Over the years I have had regular requests for a technique to hide zero rows in reports. You can use macros but you can also use filters. Let’s see how you can implement a filter solution.
When a list is filtered you are only seeing the rows that match the filter. The other rows are still there, just hidden. If you want to make the same entry in a group of filtered cells you can’t use the fill handle to drag and copy as you will overwrite the hidden rows. There is an easy way to do it.
There is a complicated way to extract the entries from a slicer but there is also an easy way to do it.
When creating macros that work with filters it is a good idea to remove filters at the beginning of the macro code. Here is how you do that.
Let’s say you have a filtered list and in each of the filtered cells you want to enter a sequential number, but in the hidden rows you don’t want to enter anything. There is a way, but it takes a few steps.
When you only want to copy the visible cells Excel has a special option that allows you to select visible cells only before copying. But there a way to make that the default option.
Let’s assume you have a large table that you are filtering. Based on the current filter you want to work out the earliest date and the latest date. You may be surprised to learn the SUBTOTAL function can help you.

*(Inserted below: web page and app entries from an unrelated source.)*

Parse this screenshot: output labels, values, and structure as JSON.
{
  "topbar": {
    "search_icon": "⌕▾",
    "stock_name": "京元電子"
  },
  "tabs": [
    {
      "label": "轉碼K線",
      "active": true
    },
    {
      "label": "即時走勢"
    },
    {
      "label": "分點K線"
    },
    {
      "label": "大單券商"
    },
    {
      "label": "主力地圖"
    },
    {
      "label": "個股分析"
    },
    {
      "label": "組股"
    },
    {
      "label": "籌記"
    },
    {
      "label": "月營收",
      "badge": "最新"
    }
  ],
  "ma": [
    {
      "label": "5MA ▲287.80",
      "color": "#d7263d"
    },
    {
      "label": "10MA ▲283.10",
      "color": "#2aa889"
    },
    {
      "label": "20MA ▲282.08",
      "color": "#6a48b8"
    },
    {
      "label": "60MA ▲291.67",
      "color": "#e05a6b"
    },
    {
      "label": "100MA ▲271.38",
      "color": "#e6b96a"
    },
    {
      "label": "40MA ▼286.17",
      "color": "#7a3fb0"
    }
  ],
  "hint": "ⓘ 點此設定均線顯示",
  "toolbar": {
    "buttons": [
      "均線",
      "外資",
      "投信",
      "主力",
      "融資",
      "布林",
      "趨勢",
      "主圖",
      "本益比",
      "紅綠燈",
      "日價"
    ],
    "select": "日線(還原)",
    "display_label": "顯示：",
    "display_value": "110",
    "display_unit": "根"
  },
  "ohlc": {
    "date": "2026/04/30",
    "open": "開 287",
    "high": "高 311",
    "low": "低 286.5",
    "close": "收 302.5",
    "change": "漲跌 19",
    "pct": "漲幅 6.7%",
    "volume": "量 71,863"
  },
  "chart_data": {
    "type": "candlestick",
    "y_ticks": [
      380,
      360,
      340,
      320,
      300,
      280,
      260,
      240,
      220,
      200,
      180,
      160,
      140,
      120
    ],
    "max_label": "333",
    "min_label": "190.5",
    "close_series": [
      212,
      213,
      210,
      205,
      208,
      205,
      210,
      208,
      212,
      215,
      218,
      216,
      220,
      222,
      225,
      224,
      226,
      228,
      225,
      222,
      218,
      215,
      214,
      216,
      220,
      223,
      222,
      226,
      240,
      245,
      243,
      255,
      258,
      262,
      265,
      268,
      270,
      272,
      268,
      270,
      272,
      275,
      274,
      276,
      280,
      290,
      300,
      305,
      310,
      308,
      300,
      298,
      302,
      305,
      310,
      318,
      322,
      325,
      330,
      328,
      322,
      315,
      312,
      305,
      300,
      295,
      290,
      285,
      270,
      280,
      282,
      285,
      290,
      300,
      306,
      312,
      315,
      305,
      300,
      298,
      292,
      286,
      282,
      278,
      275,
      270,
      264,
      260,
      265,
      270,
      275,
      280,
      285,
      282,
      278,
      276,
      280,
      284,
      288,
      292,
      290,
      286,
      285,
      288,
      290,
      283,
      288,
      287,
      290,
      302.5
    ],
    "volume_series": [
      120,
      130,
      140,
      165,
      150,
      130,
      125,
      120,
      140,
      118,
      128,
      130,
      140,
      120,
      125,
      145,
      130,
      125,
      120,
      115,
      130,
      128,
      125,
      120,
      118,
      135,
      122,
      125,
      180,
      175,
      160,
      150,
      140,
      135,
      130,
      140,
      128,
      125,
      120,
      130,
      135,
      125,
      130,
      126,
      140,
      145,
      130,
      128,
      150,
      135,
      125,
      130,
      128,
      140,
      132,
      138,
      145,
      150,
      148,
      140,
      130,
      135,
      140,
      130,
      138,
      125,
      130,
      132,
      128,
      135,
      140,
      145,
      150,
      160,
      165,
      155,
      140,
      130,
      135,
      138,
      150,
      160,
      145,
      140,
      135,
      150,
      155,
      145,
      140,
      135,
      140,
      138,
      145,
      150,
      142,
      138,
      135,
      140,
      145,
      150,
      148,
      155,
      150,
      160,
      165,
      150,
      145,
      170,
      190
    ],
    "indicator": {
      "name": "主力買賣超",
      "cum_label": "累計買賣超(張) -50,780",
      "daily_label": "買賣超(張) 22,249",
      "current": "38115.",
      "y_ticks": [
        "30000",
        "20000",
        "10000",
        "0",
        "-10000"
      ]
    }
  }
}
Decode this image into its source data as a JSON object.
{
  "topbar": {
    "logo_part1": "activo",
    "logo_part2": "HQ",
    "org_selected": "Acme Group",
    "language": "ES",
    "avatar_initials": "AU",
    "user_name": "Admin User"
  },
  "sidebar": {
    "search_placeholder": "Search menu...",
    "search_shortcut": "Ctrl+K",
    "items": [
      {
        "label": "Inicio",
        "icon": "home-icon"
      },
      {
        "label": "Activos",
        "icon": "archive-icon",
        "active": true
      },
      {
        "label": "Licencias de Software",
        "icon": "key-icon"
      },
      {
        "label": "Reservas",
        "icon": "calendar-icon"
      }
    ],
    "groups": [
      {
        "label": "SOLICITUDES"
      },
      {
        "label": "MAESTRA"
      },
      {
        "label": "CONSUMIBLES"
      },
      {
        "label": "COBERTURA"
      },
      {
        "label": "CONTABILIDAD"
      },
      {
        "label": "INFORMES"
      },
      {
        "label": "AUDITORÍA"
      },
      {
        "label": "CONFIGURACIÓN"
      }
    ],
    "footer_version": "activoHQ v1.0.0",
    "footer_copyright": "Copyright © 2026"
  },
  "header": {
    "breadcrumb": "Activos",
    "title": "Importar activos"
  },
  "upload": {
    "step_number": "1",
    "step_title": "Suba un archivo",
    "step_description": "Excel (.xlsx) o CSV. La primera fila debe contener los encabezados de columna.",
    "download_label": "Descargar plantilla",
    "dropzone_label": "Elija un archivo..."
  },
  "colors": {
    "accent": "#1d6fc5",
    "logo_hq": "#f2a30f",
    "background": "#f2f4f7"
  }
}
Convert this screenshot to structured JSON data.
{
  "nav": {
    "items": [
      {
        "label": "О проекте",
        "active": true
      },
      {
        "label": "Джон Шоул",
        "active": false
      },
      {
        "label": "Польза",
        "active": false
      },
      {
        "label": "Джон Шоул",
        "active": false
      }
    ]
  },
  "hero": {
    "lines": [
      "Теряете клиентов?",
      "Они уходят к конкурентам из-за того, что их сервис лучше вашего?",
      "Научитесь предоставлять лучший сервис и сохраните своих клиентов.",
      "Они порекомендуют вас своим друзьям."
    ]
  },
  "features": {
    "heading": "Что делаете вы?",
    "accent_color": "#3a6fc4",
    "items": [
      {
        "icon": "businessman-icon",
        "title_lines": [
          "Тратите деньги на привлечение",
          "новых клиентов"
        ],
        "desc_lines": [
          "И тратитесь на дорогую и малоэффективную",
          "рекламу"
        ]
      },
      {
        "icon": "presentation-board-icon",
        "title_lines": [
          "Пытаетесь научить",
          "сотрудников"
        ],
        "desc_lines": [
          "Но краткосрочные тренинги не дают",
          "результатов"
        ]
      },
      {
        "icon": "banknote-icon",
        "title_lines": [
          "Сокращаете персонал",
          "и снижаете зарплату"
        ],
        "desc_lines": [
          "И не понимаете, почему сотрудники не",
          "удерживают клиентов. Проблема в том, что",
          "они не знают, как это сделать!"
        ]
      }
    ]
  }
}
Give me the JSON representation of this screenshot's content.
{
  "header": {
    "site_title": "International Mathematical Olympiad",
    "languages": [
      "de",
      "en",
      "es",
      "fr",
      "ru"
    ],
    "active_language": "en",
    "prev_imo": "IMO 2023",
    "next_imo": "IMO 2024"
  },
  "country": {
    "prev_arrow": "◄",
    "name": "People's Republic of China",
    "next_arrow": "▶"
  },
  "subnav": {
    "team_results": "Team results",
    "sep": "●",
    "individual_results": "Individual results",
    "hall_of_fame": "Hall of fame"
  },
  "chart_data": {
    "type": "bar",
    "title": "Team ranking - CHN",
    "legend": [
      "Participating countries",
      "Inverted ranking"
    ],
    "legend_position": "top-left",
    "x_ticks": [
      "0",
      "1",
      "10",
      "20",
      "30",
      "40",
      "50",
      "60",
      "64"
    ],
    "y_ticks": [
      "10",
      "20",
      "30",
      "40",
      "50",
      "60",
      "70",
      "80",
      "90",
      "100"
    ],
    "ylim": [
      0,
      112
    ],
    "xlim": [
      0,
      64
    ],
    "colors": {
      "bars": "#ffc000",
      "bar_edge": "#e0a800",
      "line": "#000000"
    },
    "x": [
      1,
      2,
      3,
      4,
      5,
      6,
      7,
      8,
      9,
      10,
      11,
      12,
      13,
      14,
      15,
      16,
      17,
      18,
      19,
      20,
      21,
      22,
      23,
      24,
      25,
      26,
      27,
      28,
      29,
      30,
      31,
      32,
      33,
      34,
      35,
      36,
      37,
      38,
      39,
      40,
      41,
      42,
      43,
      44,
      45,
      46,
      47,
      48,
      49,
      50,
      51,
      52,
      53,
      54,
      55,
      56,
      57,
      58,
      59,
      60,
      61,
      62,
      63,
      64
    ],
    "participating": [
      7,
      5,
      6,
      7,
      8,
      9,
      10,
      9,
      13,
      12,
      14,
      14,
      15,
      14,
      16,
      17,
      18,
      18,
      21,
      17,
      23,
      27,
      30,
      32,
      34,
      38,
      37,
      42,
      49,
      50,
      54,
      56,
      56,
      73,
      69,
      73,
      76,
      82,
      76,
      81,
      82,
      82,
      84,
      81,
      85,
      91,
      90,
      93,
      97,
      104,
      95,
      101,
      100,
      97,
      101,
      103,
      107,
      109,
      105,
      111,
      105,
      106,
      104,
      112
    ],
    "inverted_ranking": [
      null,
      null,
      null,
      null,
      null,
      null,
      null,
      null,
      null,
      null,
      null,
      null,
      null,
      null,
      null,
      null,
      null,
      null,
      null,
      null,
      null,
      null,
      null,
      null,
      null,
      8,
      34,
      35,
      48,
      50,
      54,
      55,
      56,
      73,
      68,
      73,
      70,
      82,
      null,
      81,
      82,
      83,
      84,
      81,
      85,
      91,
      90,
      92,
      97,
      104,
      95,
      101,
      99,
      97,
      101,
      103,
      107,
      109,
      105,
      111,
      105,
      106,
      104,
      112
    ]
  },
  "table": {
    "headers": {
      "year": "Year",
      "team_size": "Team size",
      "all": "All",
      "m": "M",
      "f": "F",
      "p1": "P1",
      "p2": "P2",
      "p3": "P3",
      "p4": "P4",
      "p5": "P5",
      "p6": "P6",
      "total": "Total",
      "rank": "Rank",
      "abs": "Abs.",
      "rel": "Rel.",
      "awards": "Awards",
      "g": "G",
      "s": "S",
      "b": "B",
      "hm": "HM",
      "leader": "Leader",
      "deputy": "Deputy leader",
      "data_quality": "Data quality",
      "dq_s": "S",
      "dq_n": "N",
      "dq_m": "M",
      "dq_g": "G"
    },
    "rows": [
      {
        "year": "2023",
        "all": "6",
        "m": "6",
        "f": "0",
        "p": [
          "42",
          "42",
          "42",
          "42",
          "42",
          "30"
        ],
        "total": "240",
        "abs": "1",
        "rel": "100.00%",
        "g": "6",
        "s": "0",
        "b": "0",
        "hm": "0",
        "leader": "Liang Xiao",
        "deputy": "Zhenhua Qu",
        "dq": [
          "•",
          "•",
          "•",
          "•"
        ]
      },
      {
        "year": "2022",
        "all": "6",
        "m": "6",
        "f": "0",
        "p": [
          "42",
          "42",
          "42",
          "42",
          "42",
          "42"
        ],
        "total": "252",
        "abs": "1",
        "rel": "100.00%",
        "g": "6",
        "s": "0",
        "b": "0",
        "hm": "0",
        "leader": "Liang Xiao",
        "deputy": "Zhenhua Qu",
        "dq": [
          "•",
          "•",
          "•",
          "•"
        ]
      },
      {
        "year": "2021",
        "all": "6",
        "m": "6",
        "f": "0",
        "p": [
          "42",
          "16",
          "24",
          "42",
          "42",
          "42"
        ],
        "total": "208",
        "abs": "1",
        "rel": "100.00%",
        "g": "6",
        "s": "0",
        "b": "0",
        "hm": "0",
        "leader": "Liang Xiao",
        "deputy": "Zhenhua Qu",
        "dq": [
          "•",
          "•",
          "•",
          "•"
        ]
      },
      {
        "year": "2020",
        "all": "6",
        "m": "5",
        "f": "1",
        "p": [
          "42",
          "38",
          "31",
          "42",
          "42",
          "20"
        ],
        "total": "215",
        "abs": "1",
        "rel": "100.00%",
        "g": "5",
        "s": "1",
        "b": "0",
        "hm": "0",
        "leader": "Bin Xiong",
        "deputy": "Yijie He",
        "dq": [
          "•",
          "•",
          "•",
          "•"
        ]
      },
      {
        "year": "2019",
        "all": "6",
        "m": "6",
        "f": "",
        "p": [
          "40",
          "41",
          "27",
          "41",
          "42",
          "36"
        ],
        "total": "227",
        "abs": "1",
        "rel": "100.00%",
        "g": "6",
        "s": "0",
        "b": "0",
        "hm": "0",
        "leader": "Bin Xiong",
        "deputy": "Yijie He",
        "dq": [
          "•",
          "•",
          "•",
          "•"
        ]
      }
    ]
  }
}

Charts have a behaviour that many people don’t realise. That behaviour can also be turned off. If you hide a row or column in the data range used by a chart, the values will also be hidden on the chart.
If you want to filter by blanks across multiple columns the standard Filter feature can’t help you. You can use the Advanced Filter but that takes time to set up and most users don’t know how to use Advanced Filter.
I have found a keyboard shortcut combination to one on my favourite right click options and its quicker to use.
Do you use the “Filter by Selected Cell’s Value” option? If you do then you will be pleased to know there is a Quick Access Toolbar icon that applies it in one click.
I have blogged before about using the Advanced Filter technique to extract unique entries from a list. Well a PivotTable can do it it too.
Excel’s Filtering feature (formally called AutoFilter) is quick and easy to use, but it doesn’t always provide enough solutions to your filtering needs.
Slicers are a graphic filtering tool added in Excel 2010. They allow you to filter Pivot Tables. Excel 2013 added a new slicer that makes filtering by dates a lot easier.
In my training sessions I sometimes get asked about summing cells based on their colour. A SUMIF based on colour.
When filtering in Excel you will be shown all the entries in a field. Unfortunately, if there are hundreds of unique items this can mean a lot scrolling to select the correct item to filter by.
Excel 2010 introduced a new filter interface for Pivot Tables called Slicers. This feature improved the filtering process for Pivot Tables and made filtered selections more visible.